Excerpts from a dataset
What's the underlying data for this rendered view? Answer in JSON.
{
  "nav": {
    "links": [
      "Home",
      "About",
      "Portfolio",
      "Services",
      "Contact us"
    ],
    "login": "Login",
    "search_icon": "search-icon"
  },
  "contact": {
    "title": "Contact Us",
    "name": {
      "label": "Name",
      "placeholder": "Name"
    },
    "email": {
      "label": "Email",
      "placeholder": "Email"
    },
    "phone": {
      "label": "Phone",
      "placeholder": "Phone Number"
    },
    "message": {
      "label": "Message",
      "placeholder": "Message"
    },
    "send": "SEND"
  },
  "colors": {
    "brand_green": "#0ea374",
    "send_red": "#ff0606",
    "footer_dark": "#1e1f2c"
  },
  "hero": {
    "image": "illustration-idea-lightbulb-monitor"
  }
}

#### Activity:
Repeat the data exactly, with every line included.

#### Solution below:
What's the underlying data for this rendered view? Answer in JSON.
{
  "nav": {
    "links": [
      "Home",
      "About",
      "Portfolio",
      "Services",
      "Contact us"
    ],
    "login": "Login",
    "search_icon": "search-icon"
  },
  "contact": {
    "title": "Contact Us",
    "name": {
      "label": "Name",
      "placeholder": "Name"
    },
    "email": {
      "label": "Email",
      "placeholder": "Email"
    },
    "phone": {
      "label": "Phone",
      "placeholder": "Phone Number"
    },
    "message": {
      "label": "Message",
      "placeholder": "Message"
    },
    "send": "SEND"
  },
  "colors": {
    "brand_green": "#0ea374",
    "send_red": "#ff0606",
    "footer_dark": "#1e1f2c"
  },
  "hero": {
    "image": "illustration-idea-lightbulb-monitor"
  }
}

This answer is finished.